BEGIN
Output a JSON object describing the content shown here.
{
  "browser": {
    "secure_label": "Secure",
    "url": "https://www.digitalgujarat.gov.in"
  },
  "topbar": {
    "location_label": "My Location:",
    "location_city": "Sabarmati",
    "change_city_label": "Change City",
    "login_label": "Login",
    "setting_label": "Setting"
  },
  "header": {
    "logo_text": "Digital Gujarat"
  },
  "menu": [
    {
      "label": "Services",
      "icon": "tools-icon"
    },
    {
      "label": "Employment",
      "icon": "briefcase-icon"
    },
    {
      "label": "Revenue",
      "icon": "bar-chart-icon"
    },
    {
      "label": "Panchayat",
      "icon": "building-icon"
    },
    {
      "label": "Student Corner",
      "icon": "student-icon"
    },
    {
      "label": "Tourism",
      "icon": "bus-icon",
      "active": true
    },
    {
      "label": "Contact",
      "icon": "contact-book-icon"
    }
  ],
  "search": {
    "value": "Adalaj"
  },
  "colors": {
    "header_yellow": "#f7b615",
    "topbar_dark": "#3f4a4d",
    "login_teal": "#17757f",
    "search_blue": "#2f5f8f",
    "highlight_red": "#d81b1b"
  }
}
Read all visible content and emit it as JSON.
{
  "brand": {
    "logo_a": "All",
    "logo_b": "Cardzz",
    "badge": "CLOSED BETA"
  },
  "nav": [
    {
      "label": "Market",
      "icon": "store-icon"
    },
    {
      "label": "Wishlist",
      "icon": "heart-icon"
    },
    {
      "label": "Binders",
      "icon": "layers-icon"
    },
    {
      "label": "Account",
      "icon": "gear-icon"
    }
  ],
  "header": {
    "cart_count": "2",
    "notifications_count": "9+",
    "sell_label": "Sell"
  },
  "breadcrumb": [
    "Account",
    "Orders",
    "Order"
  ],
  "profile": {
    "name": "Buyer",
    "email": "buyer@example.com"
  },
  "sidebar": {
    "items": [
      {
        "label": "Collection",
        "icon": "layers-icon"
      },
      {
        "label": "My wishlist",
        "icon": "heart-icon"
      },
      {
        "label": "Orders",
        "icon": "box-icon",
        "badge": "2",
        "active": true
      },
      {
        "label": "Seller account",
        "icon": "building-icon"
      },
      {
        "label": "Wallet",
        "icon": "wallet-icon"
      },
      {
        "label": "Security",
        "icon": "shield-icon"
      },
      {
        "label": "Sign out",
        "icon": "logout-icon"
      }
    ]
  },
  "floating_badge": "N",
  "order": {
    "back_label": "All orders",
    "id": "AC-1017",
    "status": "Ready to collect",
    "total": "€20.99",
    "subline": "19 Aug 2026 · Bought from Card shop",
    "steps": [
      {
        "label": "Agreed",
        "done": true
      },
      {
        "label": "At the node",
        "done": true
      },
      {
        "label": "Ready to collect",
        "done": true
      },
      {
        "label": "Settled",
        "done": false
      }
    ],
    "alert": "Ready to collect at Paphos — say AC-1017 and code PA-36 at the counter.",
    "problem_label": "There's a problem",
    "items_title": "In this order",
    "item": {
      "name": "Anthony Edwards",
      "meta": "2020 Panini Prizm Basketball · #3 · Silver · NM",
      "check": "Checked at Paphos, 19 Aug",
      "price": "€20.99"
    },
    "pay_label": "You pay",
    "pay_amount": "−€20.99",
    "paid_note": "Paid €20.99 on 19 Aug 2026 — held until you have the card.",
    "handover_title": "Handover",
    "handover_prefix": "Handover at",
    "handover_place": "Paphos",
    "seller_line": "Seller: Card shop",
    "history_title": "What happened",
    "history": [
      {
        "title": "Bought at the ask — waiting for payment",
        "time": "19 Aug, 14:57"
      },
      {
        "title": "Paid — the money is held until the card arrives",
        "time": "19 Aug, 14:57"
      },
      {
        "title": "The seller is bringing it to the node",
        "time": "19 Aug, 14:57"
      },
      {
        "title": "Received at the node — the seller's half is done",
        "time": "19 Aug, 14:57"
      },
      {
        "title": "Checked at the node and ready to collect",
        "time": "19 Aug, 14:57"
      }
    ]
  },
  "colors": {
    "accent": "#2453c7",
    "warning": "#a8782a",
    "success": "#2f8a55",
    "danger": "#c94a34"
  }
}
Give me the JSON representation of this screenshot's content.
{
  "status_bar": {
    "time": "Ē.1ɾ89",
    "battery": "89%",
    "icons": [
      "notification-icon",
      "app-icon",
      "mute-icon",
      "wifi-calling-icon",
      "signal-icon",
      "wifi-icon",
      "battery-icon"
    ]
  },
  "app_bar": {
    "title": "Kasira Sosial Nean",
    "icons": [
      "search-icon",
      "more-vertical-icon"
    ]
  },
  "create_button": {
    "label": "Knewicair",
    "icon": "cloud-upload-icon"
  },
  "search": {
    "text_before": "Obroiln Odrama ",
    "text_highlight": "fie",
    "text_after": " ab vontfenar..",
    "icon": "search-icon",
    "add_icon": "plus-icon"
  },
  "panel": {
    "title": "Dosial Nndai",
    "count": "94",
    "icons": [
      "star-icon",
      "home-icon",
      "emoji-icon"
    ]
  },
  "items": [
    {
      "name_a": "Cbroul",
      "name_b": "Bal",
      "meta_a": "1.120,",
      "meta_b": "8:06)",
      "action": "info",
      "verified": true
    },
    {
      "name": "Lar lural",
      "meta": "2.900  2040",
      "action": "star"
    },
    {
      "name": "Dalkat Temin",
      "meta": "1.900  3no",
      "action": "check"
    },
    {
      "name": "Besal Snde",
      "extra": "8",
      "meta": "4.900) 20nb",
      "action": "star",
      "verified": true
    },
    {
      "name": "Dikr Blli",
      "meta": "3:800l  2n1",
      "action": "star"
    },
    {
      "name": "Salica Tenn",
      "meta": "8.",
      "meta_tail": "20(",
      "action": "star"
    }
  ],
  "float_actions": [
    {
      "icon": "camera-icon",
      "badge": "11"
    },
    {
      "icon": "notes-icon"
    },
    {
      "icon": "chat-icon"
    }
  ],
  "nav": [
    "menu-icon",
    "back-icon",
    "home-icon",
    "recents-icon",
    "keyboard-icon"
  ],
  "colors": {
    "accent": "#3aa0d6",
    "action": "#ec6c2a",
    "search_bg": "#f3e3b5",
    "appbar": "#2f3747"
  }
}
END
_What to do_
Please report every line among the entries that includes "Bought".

_Exercise solution_
    "subline": "19 Aug 2026 · Bought from Card shop",
        "title": "Bought at the ask — waiting for payment",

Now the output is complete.